One of the things that Rodney is most known for among the nationals and the missionaries is that he knows the people here well - their culture and their mindset. It was for that reason that I was glad to have him lined up to preach to our people for the very first service after the stampede. As an introduction, he read Luke 13:1-5 which tells of two tragic losses of life, and then asks the question, "Think ye that they were sinners above all men...?" He warned against the commonly held Buddhist belief that good things happen to good people and bad things happen to bad people. This belief fosters pride and arrogance, a false sense of personal security, and misplaced accusations. But that wasn't his sermon...that was just saying some things that needed to be said in light of the situation.
First he talked about Jesus' questions to them. It is interesting to note that His 2 questions to them revolved around faith and fear. When we have faith, it drives away fear. When we have fear, it drives away faith. Jesus was showing them that fear and faith cannot co-exist. You have to make a choice between the two.
Then he talked about the disciples question to Jesus. They asked, "Master, carest thou not that we perish?" Even though it was just one question, they seemed to be asking three things with that one question. 1) Do you know we are perishing? 2) Do you care that we are perishing? 3) Can you do anything about it? Oftentimes when we are faced with trials or difficult situations - the storms of life - we feel as if God really must not be paying attention. But while we may not always be able to make sense of what is going on in our finite minds, we need to be confidant that He is aware of the problem, that He cares (even more than we do), and that He can do something about it if He chooses to do so.

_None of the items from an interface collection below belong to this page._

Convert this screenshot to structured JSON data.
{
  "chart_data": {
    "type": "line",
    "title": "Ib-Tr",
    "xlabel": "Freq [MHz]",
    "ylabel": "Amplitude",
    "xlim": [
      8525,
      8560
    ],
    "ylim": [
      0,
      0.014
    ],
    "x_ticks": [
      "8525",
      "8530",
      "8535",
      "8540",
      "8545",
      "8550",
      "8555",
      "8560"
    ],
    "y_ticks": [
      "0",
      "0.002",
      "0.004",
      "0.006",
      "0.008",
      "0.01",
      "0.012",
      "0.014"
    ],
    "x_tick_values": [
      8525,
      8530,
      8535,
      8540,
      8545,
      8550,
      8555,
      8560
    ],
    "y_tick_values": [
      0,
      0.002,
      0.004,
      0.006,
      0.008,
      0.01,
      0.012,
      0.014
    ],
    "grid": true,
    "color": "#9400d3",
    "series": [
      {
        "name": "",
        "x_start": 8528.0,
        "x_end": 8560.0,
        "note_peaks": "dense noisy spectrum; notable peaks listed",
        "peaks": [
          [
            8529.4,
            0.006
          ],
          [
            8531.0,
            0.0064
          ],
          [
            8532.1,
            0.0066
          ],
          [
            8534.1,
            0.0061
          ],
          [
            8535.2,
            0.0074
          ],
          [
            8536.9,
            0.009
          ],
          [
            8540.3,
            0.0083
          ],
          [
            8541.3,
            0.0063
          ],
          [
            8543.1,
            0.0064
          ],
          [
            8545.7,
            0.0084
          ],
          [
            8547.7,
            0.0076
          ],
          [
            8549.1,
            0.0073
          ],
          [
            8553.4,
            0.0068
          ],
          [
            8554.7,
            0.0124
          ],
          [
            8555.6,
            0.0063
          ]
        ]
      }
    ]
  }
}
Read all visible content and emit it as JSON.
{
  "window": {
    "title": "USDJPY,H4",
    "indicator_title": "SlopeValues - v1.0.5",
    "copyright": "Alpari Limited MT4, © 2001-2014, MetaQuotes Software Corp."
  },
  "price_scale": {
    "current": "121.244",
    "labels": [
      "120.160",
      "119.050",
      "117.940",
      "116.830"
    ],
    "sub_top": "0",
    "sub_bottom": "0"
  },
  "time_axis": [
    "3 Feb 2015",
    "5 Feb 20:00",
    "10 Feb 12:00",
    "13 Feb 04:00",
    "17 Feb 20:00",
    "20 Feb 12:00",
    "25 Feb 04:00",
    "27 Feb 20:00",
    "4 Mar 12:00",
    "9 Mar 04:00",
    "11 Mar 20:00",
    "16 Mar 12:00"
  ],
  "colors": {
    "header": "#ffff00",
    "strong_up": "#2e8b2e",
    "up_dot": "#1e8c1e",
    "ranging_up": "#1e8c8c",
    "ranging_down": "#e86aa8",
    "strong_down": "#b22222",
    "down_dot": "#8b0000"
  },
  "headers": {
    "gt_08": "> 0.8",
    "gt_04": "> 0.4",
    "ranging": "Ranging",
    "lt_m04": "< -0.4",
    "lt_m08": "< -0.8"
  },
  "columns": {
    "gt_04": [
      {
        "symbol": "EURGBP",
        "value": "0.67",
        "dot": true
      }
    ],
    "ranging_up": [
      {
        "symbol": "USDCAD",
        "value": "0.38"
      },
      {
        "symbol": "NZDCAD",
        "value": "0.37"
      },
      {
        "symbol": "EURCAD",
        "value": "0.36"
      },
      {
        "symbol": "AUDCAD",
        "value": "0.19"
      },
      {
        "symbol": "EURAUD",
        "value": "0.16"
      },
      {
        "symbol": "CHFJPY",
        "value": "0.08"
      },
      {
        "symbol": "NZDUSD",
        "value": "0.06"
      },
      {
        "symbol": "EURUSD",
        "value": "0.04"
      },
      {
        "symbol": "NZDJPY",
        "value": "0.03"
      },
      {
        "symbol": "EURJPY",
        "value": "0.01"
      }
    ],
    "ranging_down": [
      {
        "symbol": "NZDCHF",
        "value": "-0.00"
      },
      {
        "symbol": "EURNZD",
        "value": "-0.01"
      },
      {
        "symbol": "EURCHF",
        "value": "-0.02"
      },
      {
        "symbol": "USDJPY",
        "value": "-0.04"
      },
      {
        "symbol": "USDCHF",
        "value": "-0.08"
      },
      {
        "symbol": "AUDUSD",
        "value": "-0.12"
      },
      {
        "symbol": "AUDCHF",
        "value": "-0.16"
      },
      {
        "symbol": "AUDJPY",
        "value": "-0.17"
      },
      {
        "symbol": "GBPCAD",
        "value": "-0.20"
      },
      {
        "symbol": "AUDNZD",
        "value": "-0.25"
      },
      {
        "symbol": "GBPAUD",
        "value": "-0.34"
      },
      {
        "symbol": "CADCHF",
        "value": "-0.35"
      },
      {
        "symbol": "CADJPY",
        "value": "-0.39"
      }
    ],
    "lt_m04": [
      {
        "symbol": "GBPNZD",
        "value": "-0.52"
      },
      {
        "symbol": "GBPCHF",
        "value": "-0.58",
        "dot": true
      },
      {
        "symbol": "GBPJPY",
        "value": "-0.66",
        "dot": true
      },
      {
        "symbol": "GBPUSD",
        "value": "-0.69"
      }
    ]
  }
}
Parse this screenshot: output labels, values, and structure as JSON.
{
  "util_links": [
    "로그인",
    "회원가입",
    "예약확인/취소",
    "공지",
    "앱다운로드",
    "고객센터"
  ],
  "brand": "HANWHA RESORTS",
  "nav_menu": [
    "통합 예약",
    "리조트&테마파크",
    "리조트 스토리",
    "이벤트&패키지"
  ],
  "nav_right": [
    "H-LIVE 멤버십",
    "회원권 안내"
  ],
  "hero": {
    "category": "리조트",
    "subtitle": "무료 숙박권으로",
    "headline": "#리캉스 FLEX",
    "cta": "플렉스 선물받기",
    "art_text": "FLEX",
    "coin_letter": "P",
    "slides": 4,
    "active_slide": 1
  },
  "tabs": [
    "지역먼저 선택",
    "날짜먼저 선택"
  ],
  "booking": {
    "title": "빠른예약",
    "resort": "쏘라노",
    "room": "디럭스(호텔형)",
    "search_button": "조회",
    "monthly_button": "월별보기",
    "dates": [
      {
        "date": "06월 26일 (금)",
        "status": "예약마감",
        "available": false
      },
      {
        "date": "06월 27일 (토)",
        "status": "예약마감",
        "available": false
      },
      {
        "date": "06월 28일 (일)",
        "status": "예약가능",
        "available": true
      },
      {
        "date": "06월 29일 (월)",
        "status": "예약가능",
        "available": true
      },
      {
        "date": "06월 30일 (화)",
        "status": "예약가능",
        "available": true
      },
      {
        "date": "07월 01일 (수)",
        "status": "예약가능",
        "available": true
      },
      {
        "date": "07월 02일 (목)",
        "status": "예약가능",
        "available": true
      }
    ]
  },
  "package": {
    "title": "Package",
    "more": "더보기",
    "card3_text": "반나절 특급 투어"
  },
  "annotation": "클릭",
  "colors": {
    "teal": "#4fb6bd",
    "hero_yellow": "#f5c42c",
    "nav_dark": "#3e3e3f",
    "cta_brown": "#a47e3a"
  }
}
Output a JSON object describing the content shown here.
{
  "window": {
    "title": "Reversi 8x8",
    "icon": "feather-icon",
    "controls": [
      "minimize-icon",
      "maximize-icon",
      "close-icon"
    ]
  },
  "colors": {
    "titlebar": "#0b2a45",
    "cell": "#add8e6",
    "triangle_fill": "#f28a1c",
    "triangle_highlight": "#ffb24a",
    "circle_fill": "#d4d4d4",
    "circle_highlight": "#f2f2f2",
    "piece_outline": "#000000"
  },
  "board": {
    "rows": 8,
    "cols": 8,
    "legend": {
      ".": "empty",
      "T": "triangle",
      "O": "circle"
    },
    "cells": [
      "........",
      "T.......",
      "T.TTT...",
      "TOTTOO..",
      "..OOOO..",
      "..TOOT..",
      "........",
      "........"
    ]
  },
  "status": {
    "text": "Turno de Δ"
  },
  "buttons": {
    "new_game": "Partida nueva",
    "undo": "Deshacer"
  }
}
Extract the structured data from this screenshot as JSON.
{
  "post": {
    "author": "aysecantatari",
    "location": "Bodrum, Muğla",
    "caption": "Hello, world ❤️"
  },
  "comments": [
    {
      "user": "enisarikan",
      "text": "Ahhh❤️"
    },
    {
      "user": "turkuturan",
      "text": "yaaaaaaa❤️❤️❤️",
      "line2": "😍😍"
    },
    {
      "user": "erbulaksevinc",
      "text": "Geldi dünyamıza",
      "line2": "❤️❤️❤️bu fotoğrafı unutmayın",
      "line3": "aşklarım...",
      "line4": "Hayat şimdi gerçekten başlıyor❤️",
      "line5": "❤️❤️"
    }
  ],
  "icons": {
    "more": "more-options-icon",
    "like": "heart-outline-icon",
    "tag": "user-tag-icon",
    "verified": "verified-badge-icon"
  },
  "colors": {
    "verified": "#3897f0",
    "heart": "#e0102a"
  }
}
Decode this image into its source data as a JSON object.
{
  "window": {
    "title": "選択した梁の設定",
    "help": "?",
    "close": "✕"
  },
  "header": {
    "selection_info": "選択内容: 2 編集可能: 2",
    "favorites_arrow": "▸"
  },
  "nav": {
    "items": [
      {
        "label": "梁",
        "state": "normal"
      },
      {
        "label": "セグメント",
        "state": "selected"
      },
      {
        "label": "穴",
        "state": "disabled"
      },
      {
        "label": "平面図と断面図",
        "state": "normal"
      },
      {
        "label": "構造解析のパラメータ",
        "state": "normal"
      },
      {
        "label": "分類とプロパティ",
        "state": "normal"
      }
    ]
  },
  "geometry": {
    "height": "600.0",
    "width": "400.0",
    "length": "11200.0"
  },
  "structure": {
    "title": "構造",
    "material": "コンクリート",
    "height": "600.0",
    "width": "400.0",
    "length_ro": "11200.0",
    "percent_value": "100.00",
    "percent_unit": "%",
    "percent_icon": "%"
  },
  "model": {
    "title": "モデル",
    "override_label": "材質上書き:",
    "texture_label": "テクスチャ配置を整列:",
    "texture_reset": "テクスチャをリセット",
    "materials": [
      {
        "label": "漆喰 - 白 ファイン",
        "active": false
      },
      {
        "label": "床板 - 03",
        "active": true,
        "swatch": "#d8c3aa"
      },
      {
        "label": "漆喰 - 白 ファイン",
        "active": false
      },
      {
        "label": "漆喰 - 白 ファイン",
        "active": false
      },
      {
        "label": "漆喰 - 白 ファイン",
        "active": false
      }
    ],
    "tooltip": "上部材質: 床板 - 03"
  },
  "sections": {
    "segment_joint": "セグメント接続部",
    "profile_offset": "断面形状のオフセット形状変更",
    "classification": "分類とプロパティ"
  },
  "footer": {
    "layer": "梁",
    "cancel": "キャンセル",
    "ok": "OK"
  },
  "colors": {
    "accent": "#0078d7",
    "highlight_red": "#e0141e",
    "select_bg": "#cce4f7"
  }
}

God used Bro. Ruppel to speak to hearts, and it was a good conclusion to our Guest Preacher Series. He is a great illustration of what God can do with a person who is willing to consecrate their lives totally and completely to His will and His service. I am proud and thankful to be this man's friend.